pleasure and pain

by Frederick W. Ricord
from the French of Charles Hubert Millevoye

Image: Tri-State Antiques
Image: Tri-State Antiques

Of old, within the realms of Jove,
Came Pleasure and his sister Pain—
Twin offspring of the Queen of Love,
Whom, e’en the gods, to woo, were fain.
The nurse, to Jove, the children brings,
Who throws on each a searching glance.
Pleased with the boy, he gives him wings,
But, to the sister, nothing grants.

“How shall I to the earth descend,”
Asks Pain, “from this abode so high?
How shall I, like my brother, wend
My way, in safety, through the sky?”
Jove answer’d: “Banish your alarms;
On Pleasure’s wings, hence, you may steal;
And, then, those injured by your arms,
Your brother will be near, to heal.”

As nothing, now, their flight could stay,
The twain departed from the sky;
And soon to earth they made their way,
And soon their pow’rs began to try.
With care, did Pain conceal her dart
Beneath her brother’s golden wing;
And, so, when one produced a smart,
The other did a solace bring.

Now Pain, by Pleasure, brought to naught,
Resolv’d, at length, to go alone;
But, then, was Pleasure still more sought,
While Pain, of course, was wish’d by none.
Yet Pain, while Pleasure, she reviles,
Will always near her brother keep;
So he, who with the brother smiles,
Must, also, with the sister weep.

Twice elected mayor of Newark, Frederick W. Ricord was an accomplished translator, issuing two volumes of English Songs from Foreign Tongues. The first, completed in 1878, included this version of “Plaisir et Peine.” Millevoye’s original follows.

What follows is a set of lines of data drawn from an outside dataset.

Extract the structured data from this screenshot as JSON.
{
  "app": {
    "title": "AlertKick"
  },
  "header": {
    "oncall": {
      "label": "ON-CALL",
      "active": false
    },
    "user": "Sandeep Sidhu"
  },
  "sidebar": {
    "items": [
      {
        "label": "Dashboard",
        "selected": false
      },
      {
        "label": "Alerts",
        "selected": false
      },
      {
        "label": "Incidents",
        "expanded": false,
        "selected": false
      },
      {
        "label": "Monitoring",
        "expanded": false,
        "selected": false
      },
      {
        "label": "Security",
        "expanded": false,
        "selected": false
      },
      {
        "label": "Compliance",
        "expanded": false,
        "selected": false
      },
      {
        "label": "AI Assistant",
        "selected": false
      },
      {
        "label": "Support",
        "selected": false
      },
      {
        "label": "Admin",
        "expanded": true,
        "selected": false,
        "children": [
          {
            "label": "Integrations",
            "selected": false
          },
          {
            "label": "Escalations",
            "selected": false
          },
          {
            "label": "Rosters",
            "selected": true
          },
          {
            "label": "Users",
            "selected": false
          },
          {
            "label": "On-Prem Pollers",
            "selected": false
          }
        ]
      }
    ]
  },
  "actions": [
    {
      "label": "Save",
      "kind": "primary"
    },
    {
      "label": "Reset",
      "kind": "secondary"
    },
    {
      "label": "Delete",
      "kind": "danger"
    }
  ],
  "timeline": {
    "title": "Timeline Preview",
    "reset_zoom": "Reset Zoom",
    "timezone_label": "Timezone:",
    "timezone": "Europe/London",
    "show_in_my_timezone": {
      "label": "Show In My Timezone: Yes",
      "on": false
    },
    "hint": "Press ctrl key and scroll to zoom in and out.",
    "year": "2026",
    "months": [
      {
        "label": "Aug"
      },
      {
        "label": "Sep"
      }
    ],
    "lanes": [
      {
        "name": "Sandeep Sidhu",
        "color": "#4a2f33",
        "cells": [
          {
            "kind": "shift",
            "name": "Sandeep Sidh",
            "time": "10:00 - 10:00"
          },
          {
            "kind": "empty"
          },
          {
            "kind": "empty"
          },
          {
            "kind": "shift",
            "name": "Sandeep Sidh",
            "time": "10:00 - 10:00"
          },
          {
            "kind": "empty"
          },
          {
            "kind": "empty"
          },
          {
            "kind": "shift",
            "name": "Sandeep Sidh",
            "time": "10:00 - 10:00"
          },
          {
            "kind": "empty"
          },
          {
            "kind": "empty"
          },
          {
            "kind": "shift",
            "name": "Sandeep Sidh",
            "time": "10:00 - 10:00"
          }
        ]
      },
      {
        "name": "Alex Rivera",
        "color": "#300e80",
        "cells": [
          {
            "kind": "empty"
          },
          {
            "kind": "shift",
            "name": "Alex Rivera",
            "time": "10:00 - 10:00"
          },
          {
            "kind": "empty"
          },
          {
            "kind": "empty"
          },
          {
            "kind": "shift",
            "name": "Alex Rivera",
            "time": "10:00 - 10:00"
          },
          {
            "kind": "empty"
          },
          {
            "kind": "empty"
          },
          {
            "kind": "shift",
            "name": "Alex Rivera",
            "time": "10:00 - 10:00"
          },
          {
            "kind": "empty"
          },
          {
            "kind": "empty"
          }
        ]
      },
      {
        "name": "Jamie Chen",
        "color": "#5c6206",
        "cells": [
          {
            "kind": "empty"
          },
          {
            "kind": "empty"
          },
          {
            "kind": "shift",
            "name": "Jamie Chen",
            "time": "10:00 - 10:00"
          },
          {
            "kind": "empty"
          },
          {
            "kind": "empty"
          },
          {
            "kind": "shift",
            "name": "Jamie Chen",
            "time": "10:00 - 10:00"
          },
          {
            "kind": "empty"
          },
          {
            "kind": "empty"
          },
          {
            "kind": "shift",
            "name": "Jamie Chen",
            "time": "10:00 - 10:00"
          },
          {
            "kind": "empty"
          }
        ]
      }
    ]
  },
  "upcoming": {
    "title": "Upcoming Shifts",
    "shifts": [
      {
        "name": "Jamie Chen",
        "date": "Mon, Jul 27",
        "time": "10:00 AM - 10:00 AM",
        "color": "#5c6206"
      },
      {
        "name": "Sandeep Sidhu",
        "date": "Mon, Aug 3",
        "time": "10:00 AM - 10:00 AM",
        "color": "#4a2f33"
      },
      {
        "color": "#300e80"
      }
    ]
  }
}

                En même temps Plaisir et Peine
                Naquirent au divin séjour:
                De Cythère l’aimable reine
                À ces jumeaux donna le jour.
                Le dieu qui lance le tonnerre
                Leur départit des attributs:
                Il donna des ailes au frère;
                Pour la sœur il n’en resta plus.

                “Qui me conduira sur la terre,
                Dit-elle au monarque des dieux,
                Moi, qui ne puis, comme mon frère,
                Franchir l’espace radieux?”
                Il répond: “Bannis tes alarmes,
                Descends sur l’aile du Plaisir;
                Les blessures que font tes armes,
                Il prendra soin de les guérir.”

                Voilà donc que Peine et son frère
                Viennent nous imposer des lois;
                Sitôt qu’ils ont touché la terre,
                Ils font usage de leurs droits.
                Peine avec soin cachait son arme
                Sous l’aile de son protecteur:
                Quand l’une arrachait une larme,
                L’autre accordait une faveur.

                Et du Plaisir quittant les ailes,
                Peine veut seule voyager,
                Plaisir est caressé des belles,
                Peine … aucun ne veut s’en charger.
                Elle vient, malgré sa colère,
                Le reprendre pour conducteur,
                Et celui qui loge le frère
                Doit avec lui loger la sœur.

learned ignorance

by Frederick W. Ricord
from the Latin of Hugo Grotius

Image: Newark History
Image: Newark History

Who, curious, undertakes all things to span,
By dint of labor all his own, nor can
A limit to his mental pow’rs admit,
A poor judge makes—a valuer unfit
Of self and nature; for the God o’er all
Would have us wonder much, with knowledge small,
And touch alone what in our way is set.
This primal error leads to greater yet,
For he who lack of knowledge will deny,
Himself with fallacy must satisfy.
The mind that’s most at ease, will err the least,
Content on knowledge smoothly earned to feast;
Nor will it search for that which searching flies.
Not knowing some things, ofttimes is most wise.

Frederick W. Ricord was a man of letters and historian, a linguist and educator, and a two-term mayor of Newark. As librarian and secretary of the board of education, he produced three volumes on Roman history for schools.

“Learned Ignorance,” one of Ricord’s many verse translations, appeared with his rendering of Terence’s Self-tormentor in 1885. The original by Grotius follows:

                Qui curiosus postulat totum suae
                Patere menti, ferre qui non sufficit
                Mediocritatis conscientiam suae,
                Iudex iniquus, aestimator est malus
                Suique naturaeque: nam rerum parens,
                Libanda tantum quae venit mortalibus,
                Nos scire pauca, multa mirari iubet.
                Hic primus error auctor est peioribus.
                Nam qui fateri nil potest incognitum,
                Falso necesse est placet ignorantiam;
                Umbrasque inanes captet inter nubila
                Imaginosae adulter Ixion Deae.
                Magis quiescet animus, errabit minus,
                Contentus eruditione parabili,
                Nec quaeret illam, siqua quaerentem fugit.
                Nescire quaedam, magna pars Sapientiae est.